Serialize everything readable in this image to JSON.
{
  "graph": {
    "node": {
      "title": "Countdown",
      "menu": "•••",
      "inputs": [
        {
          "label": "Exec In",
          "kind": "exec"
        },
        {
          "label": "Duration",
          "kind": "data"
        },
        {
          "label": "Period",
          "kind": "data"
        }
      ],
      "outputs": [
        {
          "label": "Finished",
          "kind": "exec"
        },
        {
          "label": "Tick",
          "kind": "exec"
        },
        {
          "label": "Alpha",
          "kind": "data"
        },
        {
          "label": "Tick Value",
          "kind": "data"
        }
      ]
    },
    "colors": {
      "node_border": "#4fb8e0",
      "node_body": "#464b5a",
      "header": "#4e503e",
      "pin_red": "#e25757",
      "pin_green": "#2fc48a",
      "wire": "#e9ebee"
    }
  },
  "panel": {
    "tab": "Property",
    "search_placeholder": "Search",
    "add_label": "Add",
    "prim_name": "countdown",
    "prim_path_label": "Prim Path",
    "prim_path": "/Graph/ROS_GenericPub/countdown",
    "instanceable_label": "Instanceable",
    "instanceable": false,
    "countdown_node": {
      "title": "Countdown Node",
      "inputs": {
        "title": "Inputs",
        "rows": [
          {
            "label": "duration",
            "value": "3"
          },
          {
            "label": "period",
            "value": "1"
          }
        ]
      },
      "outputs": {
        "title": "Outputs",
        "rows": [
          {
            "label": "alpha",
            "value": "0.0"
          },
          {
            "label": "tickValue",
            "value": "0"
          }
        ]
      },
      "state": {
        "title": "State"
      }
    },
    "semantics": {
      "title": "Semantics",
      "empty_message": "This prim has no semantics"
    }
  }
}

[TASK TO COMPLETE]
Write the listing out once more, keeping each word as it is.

[SOLUTION TO THE EXERCISE]
Serialize everything readable in this image to JSON.
{
  "graph": {
    "node": {
      "title": "Countdown",
      "menu": "•••",
      "inputs": [
        {
          "label": "Exec In",
          "kind": "exec"
        },
        {
          "label": "Duration",
          "kind": "data"
        },
        {
          "label": "Period",
          "kind": "data"
        }
      ],
      "outputs": [
        {
          "label": "Finished",
          "kind": "exec"
        },
        {
          "label": "Tick",
          "kind": "exec"
        },
        {
          "label": "Alpha",
          "kind": "data"
        },
        {
          "label": "Tick Value",
          "kind": "data"
        }
      ]
    },
    "colors": {
      "node_border": "#4fb8e0",
      "node_body": "#464b5a",
      "header": "#4e503e",
      "pin_red": "#e25757",
      "pin_green": "#2fc48a",
      "wire": "#e9ebee"
    }
  },
  "panel": {
    "tab": "Property",
    "search_placeholder": "Search",
    "add_label": "Add",
    "prim_name": "countdown",
    "prim_path_label": "Prim Path",
    "prim_path": "/Graph/ROS_GenericPub/countdown",
    "instanceable_label": "Instanceable",
    "instanceable": false,
    "countdown_node": {
      "title": "Countdown Node",
      "inputs": {
        "title": "Inputs",
        "rows": [
          {
            "label": "duration",
            "value": "3"
          },
          {
            "label": "period",
            "value": "1"
          }
        ]
      },
      "outputs": {
        "title": "Outputs",
        "rows": [
          {
            "label": "alpha",
            "value": "0.0"
          },
          {
            "label": "tickValue",
            "value": "0"
          }
        ]
      },
      "state": {
        "title": "State"
      }
    },
    "semantics": {
      "title": "Semantics",
      "empty_message": "This prim has no semantics"
    }
  }
}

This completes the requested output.